EXERCISE DIRECTIONS =
Report each line of the entries that includes "TakeProfit" by copying it.

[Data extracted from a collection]
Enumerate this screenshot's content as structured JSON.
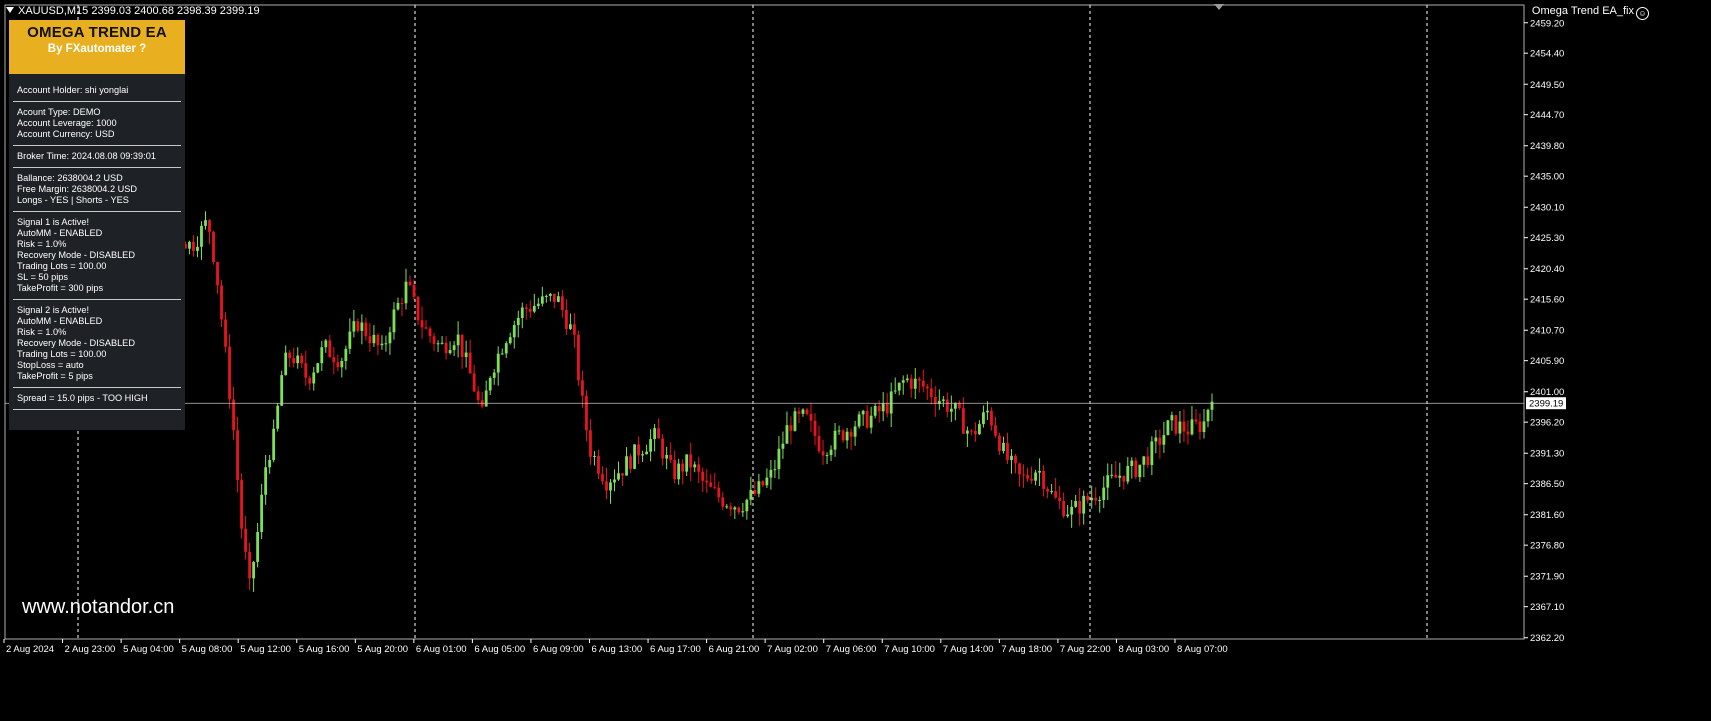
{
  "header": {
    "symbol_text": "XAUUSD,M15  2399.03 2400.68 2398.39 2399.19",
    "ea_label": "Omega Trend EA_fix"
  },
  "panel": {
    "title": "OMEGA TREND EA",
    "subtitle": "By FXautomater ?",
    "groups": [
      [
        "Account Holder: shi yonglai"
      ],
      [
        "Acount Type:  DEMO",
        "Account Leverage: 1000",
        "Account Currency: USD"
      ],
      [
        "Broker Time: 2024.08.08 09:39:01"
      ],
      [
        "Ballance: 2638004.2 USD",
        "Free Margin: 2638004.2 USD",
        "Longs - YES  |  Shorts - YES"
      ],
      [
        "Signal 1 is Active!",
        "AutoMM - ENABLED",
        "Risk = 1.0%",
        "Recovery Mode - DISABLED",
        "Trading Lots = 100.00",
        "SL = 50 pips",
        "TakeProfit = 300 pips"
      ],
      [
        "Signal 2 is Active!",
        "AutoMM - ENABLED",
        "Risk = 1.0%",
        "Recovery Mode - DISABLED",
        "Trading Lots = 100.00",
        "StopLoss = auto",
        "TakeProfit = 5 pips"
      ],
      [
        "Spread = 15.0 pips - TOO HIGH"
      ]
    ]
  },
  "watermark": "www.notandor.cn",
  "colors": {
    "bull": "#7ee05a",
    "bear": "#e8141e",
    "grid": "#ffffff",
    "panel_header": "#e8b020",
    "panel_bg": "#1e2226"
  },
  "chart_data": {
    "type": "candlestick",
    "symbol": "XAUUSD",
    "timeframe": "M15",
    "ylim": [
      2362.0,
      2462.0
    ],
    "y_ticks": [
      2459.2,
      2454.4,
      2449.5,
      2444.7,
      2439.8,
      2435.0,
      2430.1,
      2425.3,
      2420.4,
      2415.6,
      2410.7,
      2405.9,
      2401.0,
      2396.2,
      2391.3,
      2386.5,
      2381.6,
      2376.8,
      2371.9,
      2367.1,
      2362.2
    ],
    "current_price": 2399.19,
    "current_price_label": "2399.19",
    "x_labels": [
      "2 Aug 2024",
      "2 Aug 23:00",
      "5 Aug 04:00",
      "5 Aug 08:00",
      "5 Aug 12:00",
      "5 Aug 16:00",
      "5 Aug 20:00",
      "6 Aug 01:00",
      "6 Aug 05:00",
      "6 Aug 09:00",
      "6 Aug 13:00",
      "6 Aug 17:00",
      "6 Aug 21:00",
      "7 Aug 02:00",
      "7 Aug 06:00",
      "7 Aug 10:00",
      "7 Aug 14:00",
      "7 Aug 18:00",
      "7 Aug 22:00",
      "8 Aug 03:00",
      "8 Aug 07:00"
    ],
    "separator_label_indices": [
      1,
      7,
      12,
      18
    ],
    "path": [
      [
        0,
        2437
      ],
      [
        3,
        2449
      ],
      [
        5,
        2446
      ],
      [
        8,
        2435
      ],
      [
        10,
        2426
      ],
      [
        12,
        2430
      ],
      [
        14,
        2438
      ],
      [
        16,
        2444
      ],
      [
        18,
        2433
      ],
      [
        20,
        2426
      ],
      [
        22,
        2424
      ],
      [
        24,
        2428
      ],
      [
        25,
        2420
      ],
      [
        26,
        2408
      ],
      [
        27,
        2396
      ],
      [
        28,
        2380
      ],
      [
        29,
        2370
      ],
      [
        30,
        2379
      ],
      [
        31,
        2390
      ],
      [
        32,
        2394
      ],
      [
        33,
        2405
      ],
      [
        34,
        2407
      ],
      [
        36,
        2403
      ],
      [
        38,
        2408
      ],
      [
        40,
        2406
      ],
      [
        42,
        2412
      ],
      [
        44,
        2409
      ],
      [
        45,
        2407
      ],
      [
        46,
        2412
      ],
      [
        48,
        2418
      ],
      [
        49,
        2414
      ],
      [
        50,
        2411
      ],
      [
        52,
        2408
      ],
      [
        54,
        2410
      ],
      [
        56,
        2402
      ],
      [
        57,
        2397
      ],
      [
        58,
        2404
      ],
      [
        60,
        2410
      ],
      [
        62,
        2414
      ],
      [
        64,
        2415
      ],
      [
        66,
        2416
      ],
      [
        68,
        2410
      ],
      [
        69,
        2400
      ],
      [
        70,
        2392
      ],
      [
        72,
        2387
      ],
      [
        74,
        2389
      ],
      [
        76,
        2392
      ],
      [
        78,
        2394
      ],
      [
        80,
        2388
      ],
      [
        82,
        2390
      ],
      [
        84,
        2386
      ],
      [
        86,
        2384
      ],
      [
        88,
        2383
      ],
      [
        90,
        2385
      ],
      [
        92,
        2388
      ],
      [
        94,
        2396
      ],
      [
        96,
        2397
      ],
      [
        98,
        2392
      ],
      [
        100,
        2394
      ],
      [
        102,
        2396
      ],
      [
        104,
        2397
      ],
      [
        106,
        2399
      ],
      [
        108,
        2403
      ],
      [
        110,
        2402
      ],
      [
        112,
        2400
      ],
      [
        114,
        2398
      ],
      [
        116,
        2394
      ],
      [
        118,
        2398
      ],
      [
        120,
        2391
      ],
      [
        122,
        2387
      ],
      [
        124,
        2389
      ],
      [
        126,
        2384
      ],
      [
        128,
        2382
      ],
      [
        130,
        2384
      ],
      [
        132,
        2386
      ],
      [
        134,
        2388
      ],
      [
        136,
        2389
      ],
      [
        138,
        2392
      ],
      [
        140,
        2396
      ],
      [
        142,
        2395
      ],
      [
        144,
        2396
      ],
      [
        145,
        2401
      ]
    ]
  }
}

ANSWER FOR THE TASK =
        "TakeProfit = 300 pips"
        "TakeProfit = 5 pips"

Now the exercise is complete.